On the island of Martha’s Vineyard, Eisie felt inspired to perform what he called “photographic experiments.”  Eisie once said, “I like taking photographs of the local environment and my friends. I bring all kinds of lenses and prisms here to see what I can do with them. When on the island I can take my time and photograph what I want when I want. It is nice to relax and  take photographs without a deadline or tight shooting schedule.”  

Eisie was first introduced to the Vineyard in July 1937 by Roy Larsen, publisher of LIFE Magazine and vice president of Time Inc.. Eisie, had been living in America for only two years, and had yet to travel around his newly adopted country. Needless to say, Eisie was elated when Larsen assigned him to do a story about some remote island off the coast of Massachusetts. At the time, there was a ferry strike in progress, and travel between Martha’s Vineyard and Cape Cod, for those without access to a private boat, was nonexistent. Eisie took the train from New York to New London, Connecticut in order to rendezvous with Larsen for prearranged transport to the Vineyard. Larsen, who had a summer home on Nantucket, owned a high-powered twin-engined speed boat. What a thrill Eisie must have experienced from the wind, splashing waves and sun as he and Roy Larsen traveled up the coast on the waters of Rhode Island Sound. “After passing the Elizabeth Islands,” recalled Eisie, “Larsen guided the boat across Vineyard Sound so we ended up passing by the Gay Head cliffs. In all my life, I had never imagined something like this could exist in nature. It was so unbelievably beautiful that it made my eyes fill with tears.” 

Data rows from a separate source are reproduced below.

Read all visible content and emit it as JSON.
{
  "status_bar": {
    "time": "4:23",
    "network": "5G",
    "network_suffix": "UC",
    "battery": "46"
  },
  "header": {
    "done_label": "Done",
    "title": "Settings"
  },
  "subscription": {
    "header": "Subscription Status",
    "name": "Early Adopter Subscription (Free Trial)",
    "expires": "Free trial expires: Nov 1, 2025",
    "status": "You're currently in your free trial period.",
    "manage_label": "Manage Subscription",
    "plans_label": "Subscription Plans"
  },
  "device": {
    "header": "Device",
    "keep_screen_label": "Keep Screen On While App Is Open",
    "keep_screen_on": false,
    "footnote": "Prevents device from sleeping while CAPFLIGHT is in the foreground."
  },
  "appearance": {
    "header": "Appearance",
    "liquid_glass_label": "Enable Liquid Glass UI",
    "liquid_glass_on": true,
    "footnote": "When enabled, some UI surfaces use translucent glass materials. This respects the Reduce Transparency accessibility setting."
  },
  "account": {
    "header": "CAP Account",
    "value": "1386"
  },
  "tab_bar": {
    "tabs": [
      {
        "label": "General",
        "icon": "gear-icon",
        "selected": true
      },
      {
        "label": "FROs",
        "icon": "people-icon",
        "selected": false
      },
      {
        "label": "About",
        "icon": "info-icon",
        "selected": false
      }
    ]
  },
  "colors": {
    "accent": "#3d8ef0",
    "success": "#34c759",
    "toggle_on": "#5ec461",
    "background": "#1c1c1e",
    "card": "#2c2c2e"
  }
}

To listen to Eisie recall his first meeting with Martha’s Vineyard is like hearing someone reminisce about the first days of discovering a life-long love. After Roy Larsen dropped Eisie off at the Edgartown Yacht Club, Eisie took a room one block up from the harbor at the Great Harbor Inn, which is now the Kelley House. After his five day assignment of photographing the Vineyard was over, Eisie was so infatuated that he returned several times over the next six years. He would often rent a room without electricity at a Gay Head inn called the Totem Pole. In 1949 he married Kathy Kaye, with whom he couldn’t wait to share his Vineyard experience. Fortunately, it was also love at first sight for Kathy when they visited in 1950 and stayed at the Menemsha Inn. Ever since, Eisie never missed a summer vacation on the Vineyard. This was his place of rest and play, a place to have fun while refining his art of photography. Almost to the very last day of his life, Eisie could be seen traveling around the island with his Leica camera and photographing to his heart’s delight. 

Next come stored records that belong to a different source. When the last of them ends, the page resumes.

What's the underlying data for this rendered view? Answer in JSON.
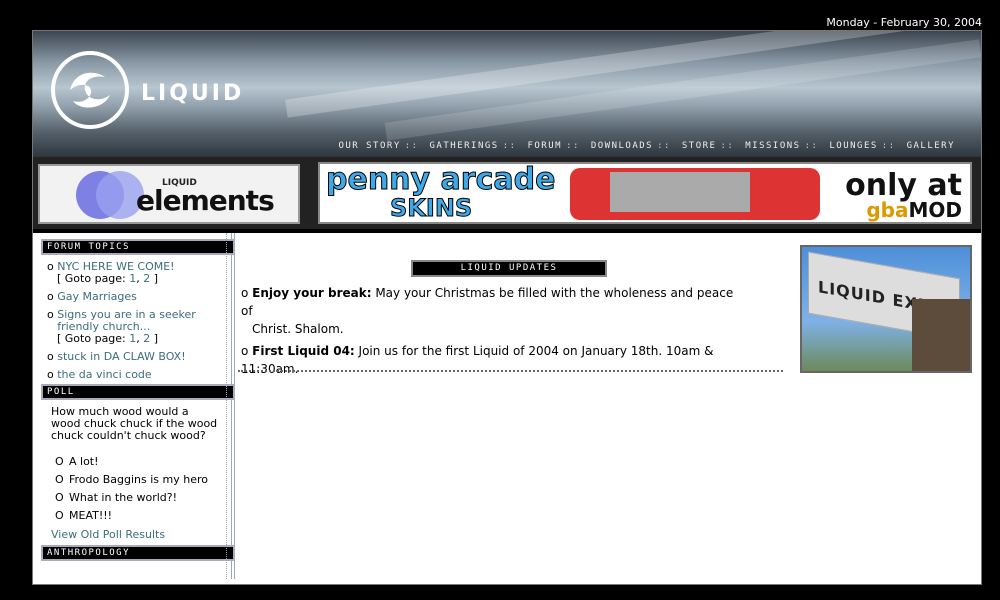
{
  "date_text": "Monday - February 30, 2004",
  "brand": "LIQUID",
  "nav": [
    "OUR STORY",
    "GATHERINGS",
    "FORUM",
    "DOWNLOADS",
    "STORE",
    "MISSIONS",
    "LOUNGES",
    "GALLERY"
  ],
  "ads": {
    "elements_small": "LIQUID",
    "elements_big": "elements",
    "pa_line1": "penny arcade",
    "pa_line2": "SKINS",
    "only_at": "only at",
    "gba": "gba",
    "mod": "MOD"
  },
  "sidebar": {
    "forum_title": "FORUM TOPICS",
    "forum_items": [
      {
        "title": "NYC HERE WE COME!",
        "goto_prefix": "[ Goto page: ",
        "pages": [
          "1",
          "2"
        ],
        "goto_suffix": " ]"
      },
      {
        "title": "Gay Marriages"
      },
      {
        "title": "Signs you are in a seeker friendly church...",
        "goto_prefix": "[ Goto page: ",
        "pages": [
          "1",
          "2"
        ],
        "goto_suffix": " ]"
      },
      {
        "title": "stuck in DA CLAW BOX!"
      },
      {
        "title": "the da vinci code"
      }
    ],
    "poll_title": "POLL",
    "poll_question": "How much wood would a wood chuck chuck if the wood chuck couldn't chuck wood?",
    "poll_options": [
      "A lot!",
      "Frodo Baggins is my hero",
      "What in the world?!",
      "MEAT!!!"
    ],
    "poll_old": "View Old Poll Results",
    "anthro_title": "ANTHROPOLOGY"
  },
  "content": {
    "updates_title": "LIQUID UPDATES",
    "news": [
      {
        "bullet": "o",
        "title": "Enjoy your break:",
        "text1": " May your Christmas be filled with the wholeness and peace of",
        "text2": "Christ. Shalom."
      },
      {
        "bullet": "o",
        "title": "First Liquid 04:",
        "text1": " Join us for the first Liquid of 2004 on January 18th. 10am & 11:30am."
      }
    ],
    "photo_text": "LIQUID EXP"
  }
}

Continued on next page.
To order a copy of this photo, contact
the LIFE Gallery of Photography.
The Vineyard 1 | 2 | 3 | 4 | 5 | 6 | 7 | 8 
9 | 10 | 11 | 12 | 13 | 14 | 15 | 16 | 17 
View the Index Page 
See - The Icons - The Portraits - Photos of Eisie
Contents Editorial The Platypus Links Copyright
Past Features Camera Corner War Stories  Dirck's Gallery Comments
Issue Archives Columns Forums Mailing List E-Mail
 This site is sponsored and powered by Hewlett Packard